His films are characterised by slapstick combined with pathos, typified in the Tramps struggles against adversity, many contain social and political themes, as well as autobiographical elements. In 1972, as part of an appreciation for his work. He continues to be held in regard, with The Gold Rush, City Lights, Modern Times. Charles Spencer Chaplin was born on 16 April 1889 to Hannah Chaplin, there is no official record of his birth, although Chaplin believed he was born at East Street, Walworth, in South London
City of London
The City of London is a city and county within London. It constituted most of London from its settlement by the Romans in the 1st century AD to the Middle Ages, the City is now only a tiny part of the metropolis of London, though it remains a notable part of central London. Administratively, it one of the 33 local authority districts of Greater London, the City of London is not a London borough. The City of London is widely referred to simply as the City and is colloquially known as the Square Mile. Both of these terms are often used as metonyms for the United Kingdoms trading and financial services industries. The name London is now used for a far wider area than just the City. London most often denotes the sprawling London metropolis, or the 32 London boroughs and this wider usage of London is documented as far back as 1888, when the County of London was created. The local authority for the City, namely the City of London Corporation, is unique in the UK and has some unusual responsibilities for a local council and it is unusual in having responsibilities and ownerships beyond its boundaries.
The Corporation is headed by the Lord Mayor of the City of London, the current Lord Mayor, as of November 2016, is Andrew Parmley. The City is a business and financial centre. Throughout the 19th century, the City was the primary business centre. London came top in the Worldwide Centres of Commerce Index, published in 2008, the insurance industry is focused around the eastern side of the City, around Lloyds building. A secondary financial district exists outside of the City, at Canary Wharf,2.5 miles to the east, the City has a resident population of about 7,000 but over 300,000 people commute to and work there, mainly in the financial services sector. It used to be held that Londinium was first established by merchants as a trading port on the tidal Thames in around 47 AD. However, this date is only supposition, many historians now believe London was founded some time before the Roman conquest of Britain in 43 AD. They base this notion on evidence provided by both archaeology and Welsh literary legend, archaeologists have claimed that as much as half of the best British Iron Age art and metalwork discovered in Britain has been found in the London area.
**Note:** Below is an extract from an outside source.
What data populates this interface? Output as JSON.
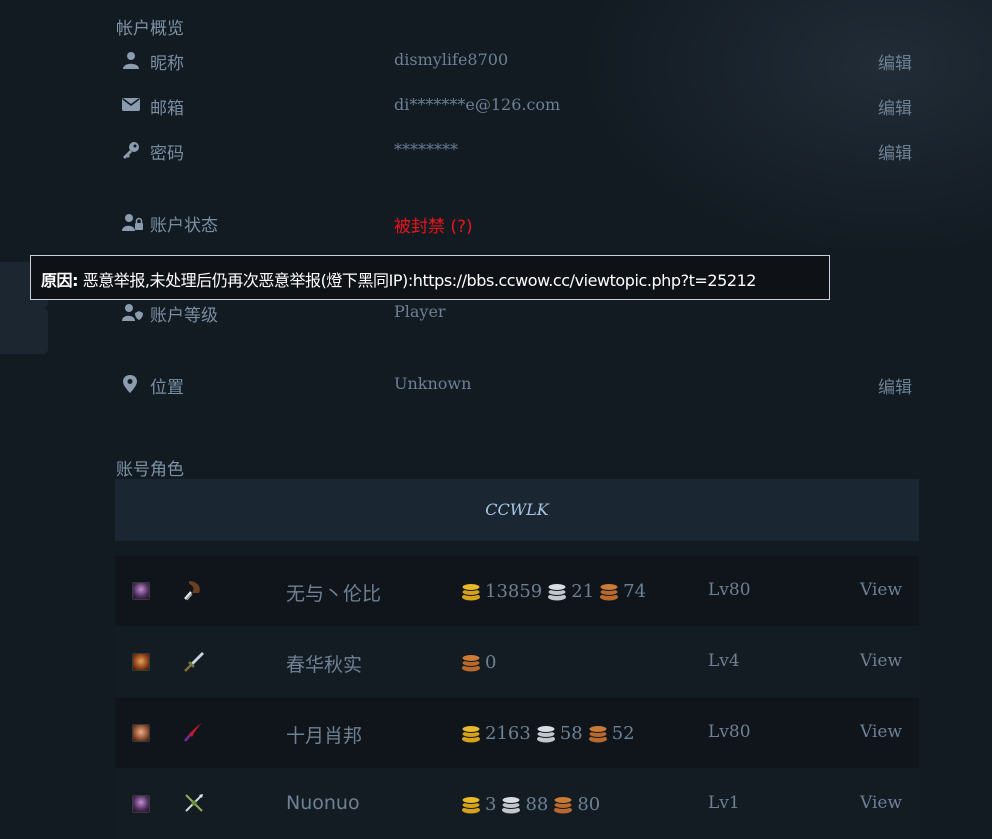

One of the most prominent examples is the famously horned Waterloo Helmet dredged from the Thames in the early 1860s and now exhibited at the British Museum. Also, according to an ancient Welsh legend, a king named Lud son of Heli substantially enlarged and improved a pre-existing settlement at London which afterwards came to be renamed after him, the same tradition relates how this Lud son of Heli was buried at Ludgate